AB - Introduction: The placement of cerebrospinal fluid (CSF) diversion devices requires an appropriate technical expertise associated with proper surgical training in order to minimize undue complications. This study sought to review a single institution's experience with placement of external ventricular drains (EVD) and ventriculoperitoneal (VP) shunts as performed by neurosurgeons with procedure-specific training. Methods: A retrospective database review was conducted for all patients who underwent intraventricular CSF diversion over a 5-year period from March 2003 to February 2008. Included in the analysis were ventriculostomy procedures that included EVDs, VP shunts, and ventriculoatrial shunts. Results: A total of 138 patients underwent 212 ventriculostomy procedures. Seventy-one (51%) patients were male and sixty-seven (49%) were female. The median age was 50.1 years. A ventriculostomy-related hemorrhage was identified in 15 (7.1%) patients-4 of whom developed new symptoms. Twenty-six (12.3%) ventriculostomy catheters were malplaced as determined from post-procedural imaging. Ventriculostomy-related infections were identified in 7 (3.3%) patients, 4 of whom had EVDs and 3 of whom had VP shunts. Conclusion: The placement of intraventricular catheters by neurosurgeons remains a relatively safe and effective procedure that is associated with infrequent rates of symptomatic hemorrhage and infection.

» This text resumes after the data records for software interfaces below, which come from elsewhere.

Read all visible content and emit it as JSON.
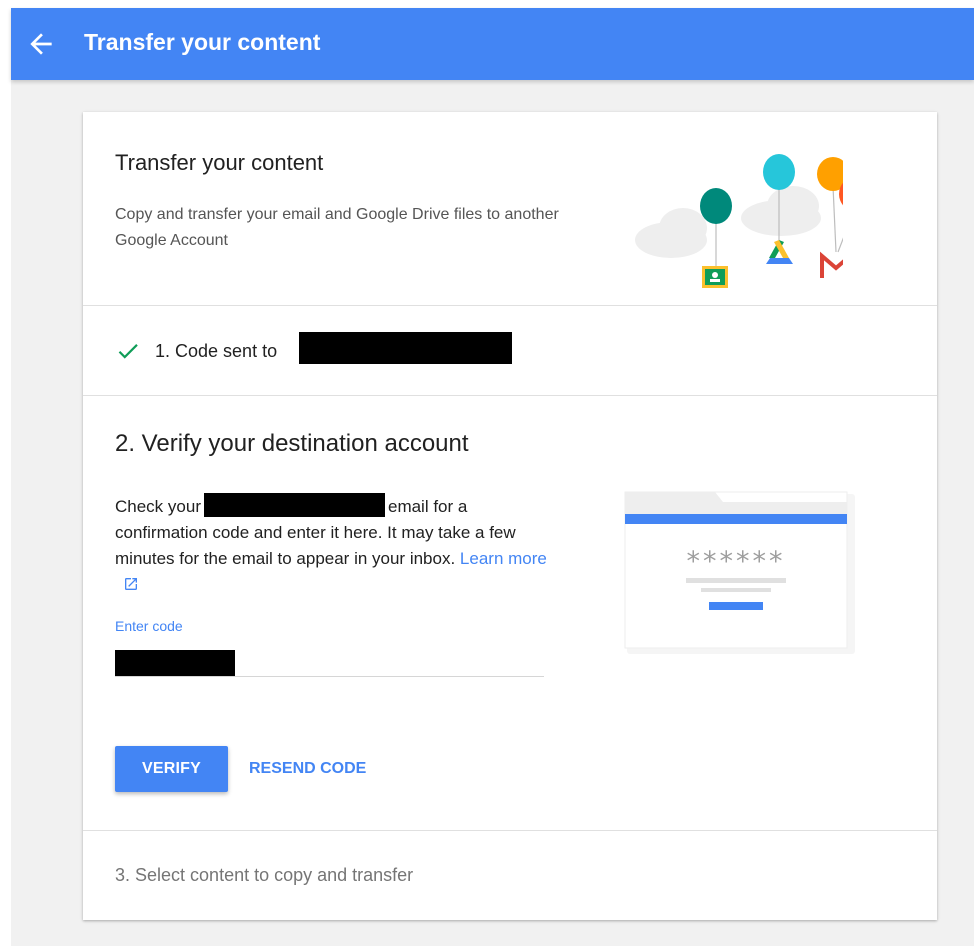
{
  "header": {
    "back_icon": "arrow-back-icon",
    "title": "Transfer your content",
    "color": "#4385f4"
  },
  "intro": {
    "title": "Transfer your content",
    "description": "Copy and transfer your email and Google Drive files to another Google Account",
    "illustration_icons": [
      "classroom-icon",
      "drive-icon",
      "gmail-icon",
      "balloon-icon",
      "cloud-icon"
    ]
  },
  "step1": {
    "icon": "check-icon",
    "label": "1. Code sent to",
    "status_color": "#0f9d58"
  },
  "step2": {
    "title": "2. Verify your destination account",
    "body_before": "Check your",
    "body_after": "email for a confirmation code and enter it here. It may take a few minutes for the email to appear in your inbox.",
    "learn_more": "Learn more",
    "code_label": "Enter code",
    "verify_button": "VERIFY",
    "resend_button": "RESEND CODE",
    "illustration_masked_code": "******"
  },
  "step3": {
    "label": "3. Select content to copy and transfer"
  }
}
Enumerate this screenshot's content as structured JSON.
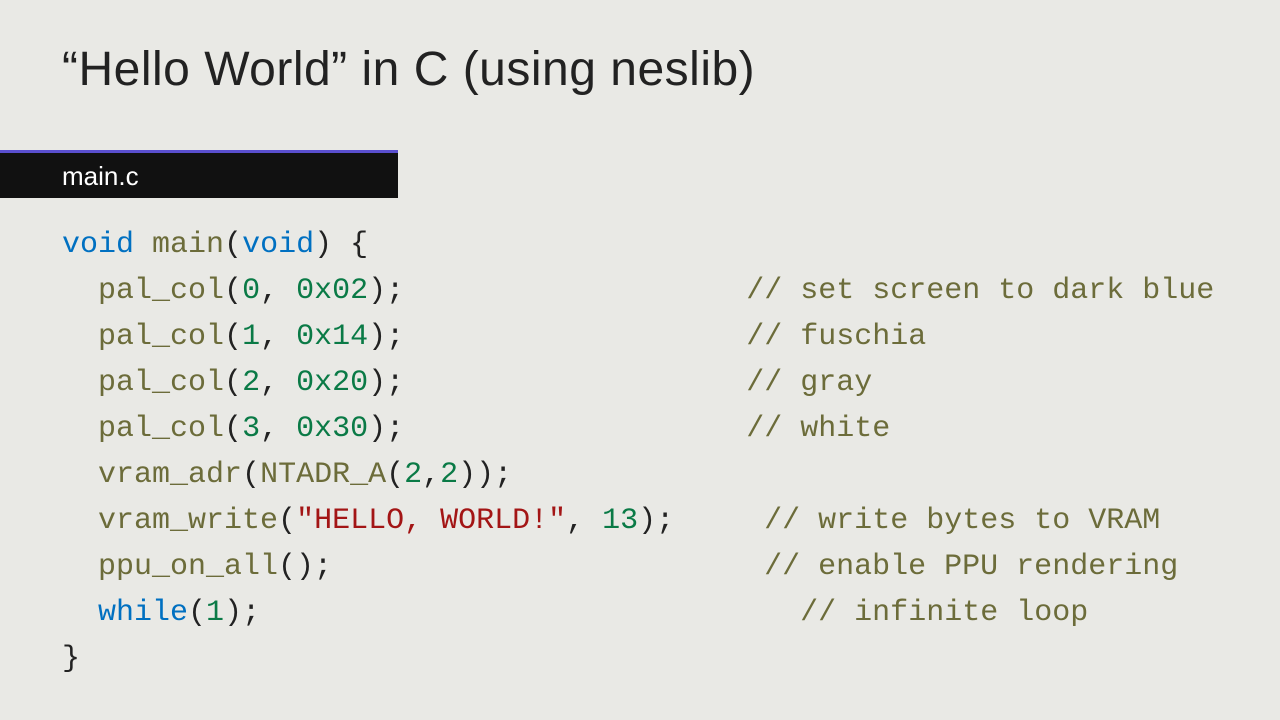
{
  "slide": {
    "title": "“Hello World” in C (using neslib)",
    "tab": "main.c"
  },
  "code": {
    "kw_void1": "void",
    "fn_main": "main",
    "sig_open": "(",
    "kw_void2": "void",
    "sig_close": ") {",
    "indent": "  ",
    "fn_pal_col": "pal_col",
    "p1_open": "(",
    "p1_a": "0",
    "p1_c": ", ",
    "p1_b": "0x02",
    "p1_close": ");",
    "c1": "// set screen to dark blue",
    "p2_open": "(",
    "p2_a": "1",
    "p2_c": ", ",
    "p2_b": "0x14",
    "p2_close": ");",
    "c2": "// fuschia",
    "p3_open": "(",
    "p3_a": "2",
    "p3_c": ", ",
    "p3_b": "0x20",
    "p3_close": ");",
    "c3": "// gray",
    "p4_open": "(",
    "p4_a": "3",
    "p4_c": ", ",
    "p4_b": "0x30",
    "p4_close": ");",
    "c4": "// white",
    "fn_vram_adr": "vram_adr",
    "va_open": "(",
    "fn_ntadr": "NTADR_A",
    "va_inner_open": "(",
    "va_arg1": "2",
    "va_comma": ",",
    "va_arg2": "2",
    "va_inner_close": ")",
    "va_close": ");",
    "fn_vram_write": "vram_write",
    "vw_open": "(",
    "vw_str": "\"HELLO, WORLD!\"",
    "vw_comma": ", ",
    "vw_len": "13",
    "vw_close": ");",
    "c6": "// write bytes to VRAM",
    "fn_ppu": "ppu_on_all",
    "ppu_call": "();",
    "c7": "// enable PPU rendering",
    "kw_while": "while",
    "wh_open": "(",
    "wh_arg": "1",
    "wh_close": ");",
    "c8": "// infinite loop",
    "brace_close": "}",
    "gap_comment": "                   ",
    "gap_comment_vw": "     ",
    "gap_comment_ppu": "                        ",
    "gap_comment_wh": "                              "
  }
}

KW - Hemorrhage

KW - Infection

KW - Ventriculostomy

UR - http://www.scopus.com/inward/record.url?scp=66649136574&partnerID=8YFLogxK

UR - http://www.scopus.com/inward/citedby.url?scp=66649136574&partnerID=8YFLogxK

U2 - 10.1007/s12028-008-9154-z

DO - 10.1007/s12028-008-9154-z

M3 - Article

C2 - 18923816

AN - SCOPUS:66649136574

VL - 10

SP - 248

EP - 252

JO - Neurocritical Care

JF - Neurocritical Care

SN - 1541-6933

IS - 2

ER -